Happily, villages appear every few areas, and most of them let you unload items into storage facilities where they'll be safe even if you die. Village blacksmiths will also upgrade weapons for you, and though they're supposedly limited to a single use, it's possible to visit them multiple times by exploiting the storage system and deliberately dying a few times. You drop items that you're carrying when you die, so even if you manage to lose a favorite weapon, there's a very small chance that it'll turn up again somewhere.
Non-player characters in the game are aware of what you've done previously, whether it was on an earlier attempt to complete a level or if you beat that same level the first time you played through the game. For example, one character you encounter likes to blind you the first couple of times you encounter her, but when you revisit the same level you have an opportunity to assist her and gain a formidable ally.
The quality of Shiren the Wanderer's presentation goes some way toward making the repeated deaths a little easier to bear. The graphics are of a simple but colorful Super NES-era quality, and though levels would have benefited from greater visual variety, the overall effect is pleasing. The music uses some nice samples inspired by Asian instruments, and the compositions do a nice job of incorporating the game's two common themes to fit the mood of the area you're in. Another factor that makes your demise somewhat tolerable is the chance to be rescued from death via an outdated 34-character password system, DS Wireless play, or the Nintendo Wi-Fi Connection.
When you send a rescue request via the Nintendo Wi-Fi Connection, you have to rely on a Good Samaritan to start the game and specifically choose to rescue someone. If you've got a friend with the game, then DS Wireless play is the most convenient bet. In either case, you'll be waiting quite a while: The rescuer needs to have reached the level of the dungeon you died on, at which point he or she must accept the rescue mission and then start it from level 1. If your rescuer succeeds, then you'll be able to pick up right where you left off, with your items and experience levels intact.

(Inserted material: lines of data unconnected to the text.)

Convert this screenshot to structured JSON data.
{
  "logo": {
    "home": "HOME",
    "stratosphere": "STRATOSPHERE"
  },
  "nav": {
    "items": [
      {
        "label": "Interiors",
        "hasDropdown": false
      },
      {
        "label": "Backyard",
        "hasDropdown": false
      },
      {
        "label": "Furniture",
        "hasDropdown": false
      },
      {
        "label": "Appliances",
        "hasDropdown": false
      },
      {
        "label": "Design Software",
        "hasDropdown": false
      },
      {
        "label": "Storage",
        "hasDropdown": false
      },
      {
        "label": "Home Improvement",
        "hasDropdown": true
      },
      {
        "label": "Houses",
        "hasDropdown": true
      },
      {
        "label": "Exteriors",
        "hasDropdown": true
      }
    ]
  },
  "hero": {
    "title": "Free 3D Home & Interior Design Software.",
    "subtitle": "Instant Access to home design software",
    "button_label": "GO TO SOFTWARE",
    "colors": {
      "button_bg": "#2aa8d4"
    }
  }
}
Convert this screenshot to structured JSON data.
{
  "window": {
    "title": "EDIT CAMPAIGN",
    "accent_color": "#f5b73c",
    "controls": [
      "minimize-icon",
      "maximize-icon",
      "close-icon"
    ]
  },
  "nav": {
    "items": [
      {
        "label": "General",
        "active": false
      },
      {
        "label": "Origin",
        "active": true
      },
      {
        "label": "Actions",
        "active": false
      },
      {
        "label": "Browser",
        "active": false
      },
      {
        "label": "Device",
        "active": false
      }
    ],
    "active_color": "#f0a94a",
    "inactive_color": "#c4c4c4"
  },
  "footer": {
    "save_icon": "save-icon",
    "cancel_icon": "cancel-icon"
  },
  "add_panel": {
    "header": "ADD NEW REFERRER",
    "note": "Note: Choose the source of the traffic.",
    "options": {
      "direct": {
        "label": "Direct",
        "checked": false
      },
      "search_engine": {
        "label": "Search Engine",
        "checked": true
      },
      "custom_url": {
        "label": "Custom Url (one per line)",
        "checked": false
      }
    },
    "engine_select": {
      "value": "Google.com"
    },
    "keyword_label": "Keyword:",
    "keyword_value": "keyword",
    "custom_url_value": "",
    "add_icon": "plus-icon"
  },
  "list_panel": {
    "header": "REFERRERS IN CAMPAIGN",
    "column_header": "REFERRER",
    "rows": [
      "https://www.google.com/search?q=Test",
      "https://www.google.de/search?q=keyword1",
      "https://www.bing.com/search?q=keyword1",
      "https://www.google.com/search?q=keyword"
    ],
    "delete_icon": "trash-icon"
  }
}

All told, Mystery Dungeon: Shiren the Wanderer is a largely frustrating experience because of its randomness and permanent deaths. With perseverance you might find that the game's robust item system and unreasonable challenge are reason enough to continue playing, but even those itches would be better scratched elsewhere. With side quests and several postending dungeons to explore, not to mention the 20-plus hours you might spend simply trying to beat the main game, Shiren the Wanderer will last you for as long as you'll tolerate it. If you enjoyed and understand how to approach games such as Pokemon Mystery Dungeon or last year's Izuna: The Legend of the Unemployed Ninja, this game will be right up your alley. Otherwise, this is a quest you should avoid taking on.